-- Extracted material follows --

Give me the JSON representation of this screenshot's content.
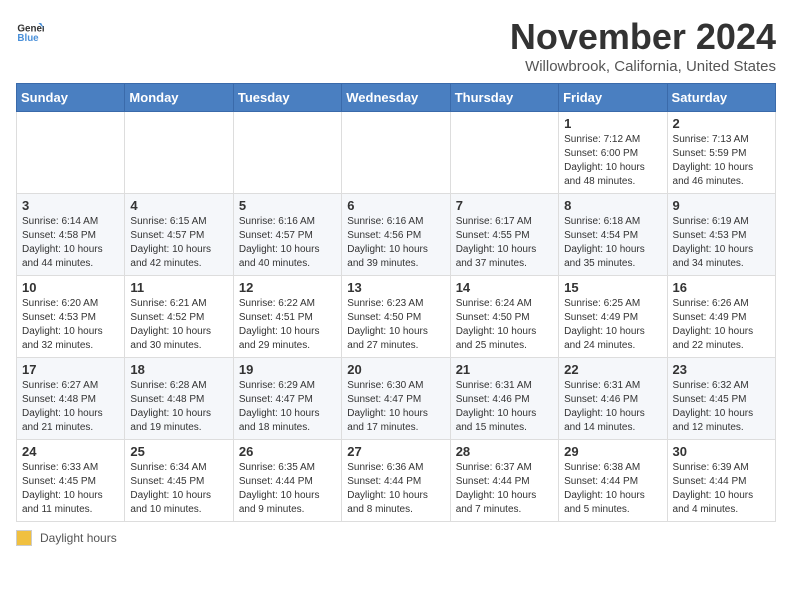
{
  "header": {
    "logo_general": "General",
    "logo_blue": "Blue",
    "month_title": "November 2024",
    "location": "Willowbrook, California, United States"
  },
  "legend": {
    "label": "Daylight hours"
  },
  "days_of_week": [
    "Sunday",
    "Monday",
    "Tuesday",
    "Wednesday",
    "Thursday",
    "Friday",
    "Saturday"
  ],
  "weeks": [
    {
      "days": [
        {
          "number": "",
          "info": ""
        },
        {
          "number": "",
          "info": ""
        },
        {
          "number": "",
          "info": ""
        },
        {
          "number": "",
          "info": ""
        },
        {
          "number": "",
          "info": ""
        },
        {
          "number": "1",
          "info": "Sunrise: 7:12 AM\nSunset: 6:00 PM\nDaylight: 10 hours and 48 minutes."
        },
        {
          "number": "2",
          "info": "Sunrise: 7:13 AM\nSunset: 5:59 PM\nDaylight: 10 hours and 46 minutes."
        }
      ]
    },
    {
      "days": [
        {
          "number": "3",
          "info": "Sunrise: 6:14 AM\nSunset: 4:58 PM\nDaylight: 10 hours and 44 minutes."
        },
        {
          "number": "4",
          "info": "Sunrise: 6:15 AM\nSunset: 4:57 PM\nDaylight: 10 hours and 42 minutes."
        },
        {
          "number": "5",
          "info": "Sunrise: 6:16 AM\nSunset: 4:57 PM\nDaylight: 10 hours and 40 minutes."
        },
        {
          "number": "6",
          "info": "Sunrise: 6:16 AM\nSunset: 4:56 PM\nDaylight: 10 hours and 39 minutes."
        },
        {
          "number": "7",
          "info": "Sunrise: 6:17 AM\nSunset: 4:55 PM\nDaylight: 10 hours and 37 minutes."
        },
        {
          "number": "8",
          "info": "Sunrise: 6:18 AM\nSunset: 4:54 PM\nDaylight: 10 hours and 35 minutes."
        },
        {
          "number": "9",
          "info": "Sunrise: 6:19 AM\nSunset: 4:53 PM\nDaylight: 10 hours and 34 minutes."
        }
      ]
    },
    {
      "days": [
        {
          "number": "10",
          "info": "Sunrise: 6:20 AM\nSunset: 4:53 PM\nDaylight: 10 hours and 32 minutes."
        },
        {
          "number": "11",
          "info": "Sunrise: 6:21 AM\nSunset: 4:52 PM\nDaylight: 10 hours and 30 minutes."
        },
        {
          "number": "12",
          "info": "Sunrise: 6:22 AM\nSunset: 4:51 PM\nDaylight: 10 hours and 29 minutes."
        },
        {
          "number": "13",
          "info": "Sunrise: 6:23 AM\nSunset: 4:50 PM\nDaylight: 10 hours and 27 minutes."
        },
        {
          "number": "14",
          "info": "Sunrise: 6:24 AM\nSunset: 4:50 PM\nDaylight: 10 hours and 25 minutes."
        },
        {
          "number": "15",
          "info": "Sunrise: 6:25 AM\nSunset: 4:49 PM\nDaylight: 10 hours and 24 minutes."
        },
        {
          "number": "16",
          "info": "Sunrise: 6:26 AM\nSunset: 4:49 PM\nDaylight: 10 hours and 22 minutes."
        }
      ]
    },
    {
      "days": [
        {
          "number": "17",
          "info": "Sunrise: 6:27 AM\nSunset: 4:48 PM\nDaylight: 10 hours and 21 minutes."
        },
        {
          "number": "18",
          "info": "Sunrise: 6:28 AM\nSunset: 4:48 PM\nDaylight: 10 hours and 19 minutes."
        },
        {
          "number": "19",
          "info": "Sunrise: 6:29 AM\nSunset: 4:47 PM\nDaylight: 10 hours and 18 minutes."
        },
        {
          "number": "20",
          "info": "Sunrise: 6:30 AM\nSunset: 4:47 PM\nDaylight: 10 hours and 17 minutes."
        },
        {
          "number": "21",
          "info": "Sunrise: 6:31 AM\nSunset: 4:46 PM\nDaylight: 10 hours and 15 minutes."
        },
        {
          "number": "22",
          "info": "Sunrise: 6:31 AM\nSunset: 4:46 PM\nDaylight: 10 hours and 14 minutes."
        },
        {
          "number": "23",
          "info": "Sunrise: 6:32 AM\nSunset: 4:45 PM\nDaylight: 10 hours and 12 minutes."
        }
      ]
    },
    {
      "days": [
        {
          "number": "24",
          "info": "Sunrise: 6:33 AM\nSunset: 4:45 PM\nDaylight: 10 hours and 11 minutes."
        },
        {
          "number": "25",
          "info": "Sunrise: 6:34 AM\nSunset: 4:45 PM\nDaylight: 10 hours and 10 minutes."
        },
        {
          "number": "26",
          "info": "Sunrise: 6:35 AM\nSunset: 4:44 PM\nDaylight: 10 hours and 9 minutes."
        },
        {
          "number": "27",
          "info": "Sunrise: 6:36 AM\nSunset: 4:44 PM\nDaylight: 10 hours and 8 minutes."
        },
        {
          "number": "28",
          "info": "Sunrise: 6:37 AM\nSunset: 4:44 PM\nDaylight: 10 hours and 7 minutes."
        },
        {
          "number": "29",
          "info": "Sunrise: 6:38 AM\nSunset: 4:44 PM\nDaylight: 10 hours and 5 minutes."
        },
        {
          "number": "30",
          "info": "Sunrise: 6:39 AM\nSunset: 4:44 PM\nDaylight: 10 hours and 4 minutes."
        }
      ]
    }
  ]
}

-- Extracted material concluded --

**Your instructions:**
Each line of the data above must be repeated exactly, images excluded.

**Final answer:**
Give me the JSON representation of this screenshot's content.
{
  "header": {
    "logo_general": "General",
    "logo_blue": "Blue",
    "month_title": "November 2024",
    "location": "Willowbrook, California, United States"
  },
  "legend": {
    "label": "Daylight hours"
  },
  "days_of_week": [
    "Sunday",
    "Monday",
    "Tuesday",
    "Wednesday",
    "Thursday",
    "Friday",
    "Saturday"
  ],
  "weeks": [
    {
      "days": [
        {
          "number": "",
          "info": ""
        },
        {
          "number": "",
          "info": ""
        },
        {
          "number": "",
          "info": ""
        },
        {
          "number": "",
          "info": ""
        },
        {
          "number": "",
          "info": ""
        },
        {
          "number": "1",
          "info": "Sunrise: 7:12 AM\nSunset: 6:00 PM\nDaylight: 10 hours and 48 minutes."
        },
        {
          "number": "2",
          "info": "Sunrise: 7:13 AM\nSunset: 5:59 PM\nDaylight: 10 hours and 46 minutes."
        }
      ]
    },
    {
      "days": [
        {
          "number": "3",
          "info": "Sunrise: 6:14 AM\nSunset: 4:58 PM\nDaylight: 10 hours and 44 minutes."
        },
        {
          "number": "4",
          "info": "Sunrise: 6:15 AM\nSunset: 4:57 PM\nDaylight: 10 hours and 42 minutes."
        },
        {
          "number": "5",
          "info": "Sunrise: 6:16 AM\nSunset: 4:57 PM\nDaylight: 10 hours and 40 minutes."
        },
        {
          "number": "6",
          "info": "Sunrise: 6:16 AM\nSunset: 4:56 PM\nDaylight: 10 hours and 39 minutes."
        },
        {
          "number": "7",
          "info": "Sunrise: 6:17 AM\nSunset: 4:55 PM\nDaylight: 10 hours and 37 minutes."
        },
        {
          "number": "8",
          "info": "Sunrise: 6:18 AM\nSunset: 4:54 PM\nDaylight: 10 hours and 35 minutes."
        },
        {
          "number": "9",
          "info": "Sunrise: 6:19 AM\nSunset: 4:53 PM\nDaylight: 10 hours and 34 minutes."
        }
      ]
    },
    {
      "days": [
        {
          "number": "10",
          "info": "Sunrise: 6:20 AM\nSunset: 4:53 PM\nDaylight: 10 hours and 32 minutes."
        },
        {
          "number": "11",
          "info": "Sunrise: 6:21 AM\nSunset: 4:52 PM\nDaylight: 10 hours and 30 minutes."
        },
        {
          "number": "12",
          "info": "Sunrise: 6:22 AM\nSunset: 4:51 PM\nDaylight: 10 hours and 29 minutes."
        },
        {
          "number": "13",
          "info": "Sunrise: 6:23 AM\nSunset: 4:50 PM\nDaylight: 10 hours and 27 minutes."
        },
        {
          "number": "14",
          "info": "Sunrise: 6:24 AM\nSunset: 4:50 PM\nDaylight: 10 hours and 25 minutes."
        },
        {
          "number": "15",
          "info": "Sunrise: 6:25 AM\nSunset: 4:49 PM\nDaylight: 10 hours and 24 minutes."
        },
        {
          "number": "16",
          "info": "Sunrise: 6:26 AM\nSunset: 4:49 PM\nDaylight: 10 hours and 22 minutes."
        }
      ]
    },
    {
      "days": [
        {
          "number": "17",
          "info": "Sunrise: 6:27 AM\nSunset: 4:48 PM\nDaylight: 10 hours and 21 minutes."
        },
        {
          "number": "18",
          "info": "Sunrise: 6:28 AM\nSunset: 4:48 PM\nDaylight: 10 hours and 19 minutes."
        },
        {
          "number": "19",
          "info": "Sunrise: 6:29 AM\nSunset: 4:47 PM\nDaylight: 10 hours and 18 minutes."
        },
        {
          "number": "20",
          "info": "Sunrise: 6:30 AM\nSunset: 4:47 PM\nDaylight: 10 hours and 17 minutes."
        },
        {
          "number": "21",
          "info": "Sunrise: 6:31 AM\nSunset: 4:46 PM\nDaylight: 10 hours and 15 minutes."
        },
        {
          "number": "22",
          "info": "Sunrise: 6:31 AM\nSunset: 4:46 PM\nDaylight: 10 hours and 14 minutes."
        },
        {
          "number": "23",
          "info": "Sunrise: 6:32 AM\nSunset: 4:45 PM\nDaylight: 10 hours and 12 minutes."
        }
      ]
    },
    {
      "days": [
        {
          "number": "24",
          "info": "Sunrise: 6:33 AM\nSunset: 4:45 PM\nDaylight: 10 hours and 11 minutes."
        },
        {
          "number": "25",
          "info": "Sunrise: 6:34 AM\nSunset: 4:45 PM\nDaylight: 10 hours and 10 minutes."
        },
        {
          "number": "26",
          "info": "Sunrise: 6:35 AM\nSunset: 4:44 PM\nDaylight: 10 hours and 9 minutes."
        },
        {
          "number": "27",
          "info": "Sunrise: 6:36 AM\nSunset: 4:44 PM\nDaylight: 10 hours and 8 minutes."
        },
        {
          "number": "28",
          "info": "Sunrise: 6:37 AM\nSunset: 4:44 PM\nDaylight: 10 hours and 7 minutes."
        },
        {
          "number": "29",
          "info": "Sunrise: 6:38 AM\nSunset: 4:44 PM\nDaylight: 10 hours and 5 minutes."
        },
        {
          "number": "30",
          "info": "Sunrise: 6:39 AM\nSunset: 4:44 PM\nDaylight: 10 hours and 4 minutes."
        }
      ]
    }
  ]
}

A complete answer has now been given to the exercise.